P$n is a play on words whi#h are identi#al or similar in sound
but whi#h have sharply diverse meanings$ Puns may have
serious as well as humorous uses, e$g$, 3hen >er#utio is
bleeding to death in %omeo and &"liet' he says to his friends,
BAs for me tomorrow, and you shall +nd me a grave man$B
Irony is the result of a statement saying one thing while
meaning the opposite$ <ts purpose is usually to #riti#i!e, e$g$,
<t is simple to stop smoing$ <Ave done it many times$

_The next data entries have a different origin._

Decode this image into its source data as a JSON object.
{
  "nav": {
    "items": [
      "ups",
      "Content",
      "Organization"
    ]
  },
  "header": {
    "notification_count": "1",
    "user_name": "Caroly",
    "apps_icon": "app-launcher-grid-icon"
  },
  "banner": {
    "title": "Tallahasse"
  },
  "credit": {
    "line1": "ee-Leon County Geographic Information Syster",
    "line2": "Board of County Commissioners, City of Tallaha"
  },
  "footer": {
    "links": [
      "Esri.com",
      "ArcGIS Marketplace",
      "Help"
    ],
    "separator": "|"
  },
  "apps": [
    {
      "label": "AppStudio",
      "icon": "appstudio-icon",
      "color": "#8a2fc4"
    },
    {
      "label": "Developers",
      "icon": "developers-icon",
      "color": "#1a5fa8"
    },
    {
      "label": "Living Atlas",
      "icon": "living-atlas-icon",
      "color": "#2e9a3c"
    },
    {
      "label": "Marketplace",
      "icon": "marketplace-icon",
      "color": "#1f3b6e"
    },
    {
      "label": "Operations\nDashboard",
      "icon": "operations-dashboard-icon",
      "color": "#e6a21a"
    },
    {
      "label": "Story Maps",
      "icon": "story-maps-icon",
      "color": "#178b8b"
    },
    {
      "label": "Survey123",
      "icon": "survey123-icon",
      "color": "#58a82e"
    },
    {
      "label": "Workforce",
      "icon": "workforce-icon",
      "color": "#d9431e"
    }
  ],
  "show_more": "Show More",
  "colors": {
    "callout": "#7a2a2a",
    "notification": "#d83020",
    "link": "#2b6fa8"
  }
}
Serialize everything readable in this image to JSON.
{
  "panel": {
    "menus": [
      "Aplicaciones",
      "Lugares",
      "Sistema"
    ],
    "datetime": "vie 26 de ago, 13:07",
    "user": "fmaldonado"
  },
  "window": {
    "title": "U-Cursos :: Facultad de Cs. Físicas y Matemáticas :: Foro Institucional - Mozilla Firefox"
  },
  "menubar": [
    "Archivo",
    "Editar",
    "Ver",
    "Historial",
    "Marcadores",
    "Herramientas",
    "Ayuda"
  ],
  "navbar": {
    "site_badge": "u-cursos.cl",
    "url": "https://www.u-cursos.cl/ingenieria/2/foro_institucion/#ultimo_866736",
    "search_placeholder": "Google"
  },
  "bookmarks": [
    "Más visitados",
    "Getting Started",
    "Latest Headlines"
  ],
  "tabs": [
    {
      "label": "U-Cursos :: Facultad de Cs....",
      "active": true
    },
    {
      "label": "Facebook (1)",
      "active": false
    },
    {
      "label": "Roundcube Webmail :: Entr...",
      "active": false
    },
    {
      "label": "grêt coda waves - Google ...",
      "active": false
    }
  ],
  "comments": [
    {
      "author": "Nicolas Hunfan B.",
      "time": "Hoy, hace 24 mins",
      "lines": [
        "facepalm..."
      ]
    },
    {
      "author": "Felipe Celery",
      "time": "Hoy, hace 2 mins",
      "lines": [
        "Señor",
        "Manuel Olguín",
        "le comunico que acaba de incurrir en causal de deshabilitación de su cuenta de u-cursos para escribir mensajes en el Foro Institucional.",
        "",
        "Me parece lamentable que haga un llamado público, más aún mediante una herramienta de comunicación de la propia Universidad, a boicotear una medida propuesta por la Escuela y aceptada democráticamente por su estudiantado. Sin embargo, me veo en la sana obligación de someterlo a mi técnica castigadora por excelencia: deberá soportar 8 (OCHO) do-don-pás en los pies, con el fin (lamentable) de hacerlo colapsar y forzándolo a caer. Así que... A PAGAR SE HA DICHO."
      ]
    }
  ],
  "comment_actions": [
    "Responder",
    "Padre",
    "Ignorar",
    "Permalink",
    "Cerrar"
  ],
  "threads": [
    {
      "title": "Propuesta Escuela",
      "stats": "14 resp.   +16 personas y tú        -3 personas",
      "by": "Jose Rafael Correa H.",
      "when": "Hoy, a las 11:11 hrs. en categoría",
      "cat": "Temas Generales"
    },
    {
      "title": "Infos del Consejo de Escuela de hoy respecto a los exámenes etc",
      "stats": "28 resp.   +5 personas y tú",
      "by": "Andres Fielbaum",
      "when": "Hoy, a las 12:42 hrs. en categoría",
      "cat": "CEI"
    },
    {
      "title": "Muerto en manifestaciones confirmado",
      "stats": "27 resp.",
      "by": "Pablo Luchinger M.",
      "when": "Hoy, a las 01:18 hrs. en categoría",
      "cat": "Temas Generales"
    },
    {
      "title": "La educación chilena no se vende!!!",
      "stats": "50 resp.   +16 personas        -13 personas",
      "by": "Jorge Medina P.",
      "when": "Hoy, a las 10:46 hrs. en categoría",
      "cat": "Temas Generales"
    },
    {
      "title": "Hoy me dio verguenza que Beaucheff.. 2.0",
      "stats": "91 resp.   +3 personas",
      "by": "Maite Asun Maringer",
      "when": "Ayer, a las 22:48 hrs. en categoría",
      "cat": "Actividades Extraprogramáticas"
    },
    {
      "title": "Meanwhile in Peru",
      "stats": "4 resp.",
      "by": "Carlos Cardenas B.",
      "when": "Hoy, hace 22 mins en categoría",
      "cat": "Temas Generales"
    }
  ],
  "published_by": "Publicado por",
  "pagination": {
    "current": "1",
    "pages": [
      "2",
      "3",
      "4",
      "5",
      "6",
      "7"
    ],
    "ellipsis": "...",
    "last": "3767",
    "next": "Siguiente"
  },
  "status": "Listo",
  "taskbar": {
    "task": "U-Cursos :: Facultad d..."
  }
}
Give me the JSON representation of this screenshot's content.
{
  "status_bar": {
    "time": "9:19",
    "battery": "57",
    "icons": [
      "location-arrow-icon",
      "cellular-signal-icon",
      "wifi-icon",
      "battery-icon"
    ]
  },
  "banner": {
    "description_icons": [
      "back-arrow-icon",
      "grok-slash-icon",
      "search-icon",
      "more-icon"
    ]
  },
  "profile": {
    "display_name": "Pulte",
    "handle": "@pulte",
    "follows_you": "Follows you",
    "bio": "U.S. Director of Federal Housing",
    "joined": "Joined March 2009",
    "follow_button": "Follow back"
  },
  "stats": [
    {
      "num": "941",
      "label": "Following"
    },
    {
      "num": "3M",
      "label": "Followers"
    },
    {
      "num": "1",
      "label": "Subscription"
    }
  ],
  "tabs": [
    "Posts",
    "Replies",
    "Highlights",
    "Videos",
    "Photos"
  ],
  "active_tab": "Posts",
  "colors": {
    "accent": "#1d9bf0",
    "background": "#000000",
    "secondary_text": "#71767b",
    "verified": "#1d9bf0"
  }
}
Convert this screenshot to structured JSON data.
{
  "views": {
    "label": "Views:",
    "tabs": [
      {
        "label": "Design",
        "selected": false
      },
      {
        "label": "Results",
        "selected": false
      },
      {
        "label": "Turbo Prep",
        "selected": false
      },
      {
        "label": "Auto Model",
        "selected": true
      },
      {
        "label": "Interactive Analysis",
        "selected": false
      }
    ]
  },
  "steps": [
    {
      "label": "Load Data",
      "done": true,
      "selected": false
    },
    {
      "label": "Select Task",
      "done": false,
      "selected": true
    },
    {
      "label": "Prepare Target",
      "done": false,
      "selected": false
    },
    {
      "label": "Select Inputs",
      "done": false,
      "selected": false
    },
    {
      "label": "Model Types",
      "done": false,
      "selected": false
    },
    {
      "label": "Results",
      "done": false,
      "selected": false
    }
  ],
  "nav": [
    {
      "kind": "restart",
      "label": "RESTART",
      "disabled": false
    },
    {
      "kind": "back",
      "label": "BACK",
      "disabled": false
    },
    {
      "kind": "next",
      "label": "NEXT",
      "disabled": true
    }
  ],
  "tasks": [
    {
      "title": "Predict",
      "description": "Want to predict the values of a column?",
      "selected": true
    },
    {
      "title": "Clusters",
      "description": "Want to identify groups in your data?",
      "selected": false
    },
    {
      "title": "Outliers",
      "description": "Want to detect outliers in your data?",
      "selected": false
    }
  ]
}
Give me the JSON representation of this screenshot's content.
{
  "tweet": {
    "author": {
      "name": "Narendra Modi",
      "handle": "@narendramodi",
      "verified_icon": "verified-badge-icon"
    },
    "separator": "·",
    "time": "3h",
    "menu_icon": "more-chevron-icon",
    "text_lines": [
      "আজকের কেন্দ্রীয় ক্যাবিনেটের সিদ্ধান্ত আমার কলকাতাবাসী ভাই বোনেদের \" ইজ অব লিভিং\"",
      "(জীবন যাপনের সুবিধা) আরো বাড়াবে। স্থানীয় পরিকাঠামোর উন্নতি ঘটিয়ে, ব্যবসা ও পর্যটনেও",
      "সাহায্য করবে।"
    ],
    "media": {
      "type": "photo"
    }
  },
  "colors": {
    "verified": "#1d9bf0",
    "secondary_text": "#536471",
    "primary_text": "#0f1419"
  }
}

Sarcas is a type of irony in whi#h a person appears to be
praising something while he is a#tually insulting the thing$ <ts
purpose is to in0ure or hurt, e$g$, As < fell down the stairs
head+rst, < heard her say BLoo at that #oordination$B
Antithesis % involves a dire#t #ontrast of stru#turally parallel
word groupings generally for the purpose of #ontrast, e$g$, 8in
or swim$
A"ostro"he is a for of "ersoni6cation in whi#h the
absent or dead are spoen to as if present, and the inanimate
as if animate$ %hese are all addressed dire#tly, e$g$, %he
answer, my friend, is blowing in the wind$
All$sion is a referen#e to a mythologi#al, literary, histori#al,
or @ibli#al person, pla#e, or thing e$g$, *e met his 3aterloo$
Synecdoche (/etonyy) is a form of metaphor$ <n
syne#do#he, a part of something is used to signify the whole,
e$g$, All hands on de#$ Also, the reverse, whereby the whole
#an represent a part, is syne#do#he, e$g$, =anada played the
Cnited 8tates in the Olympi# ho#ey +nals$ Another form of
syne#do#he involves the #ontainer representing the thing
being #ontained, e$g$, %he pot is boiling$ One last form of
syne#do#he involves the material from whi#h an ob0e#t is
made standing for the ob0e#t itself, e$g$, %he quarterba#
tossed the pigsin$ <n metonymy, the name of one thing is
applied to another thing with whi#h it is #losely asso#iated,
e$g$ < love 8haespeare$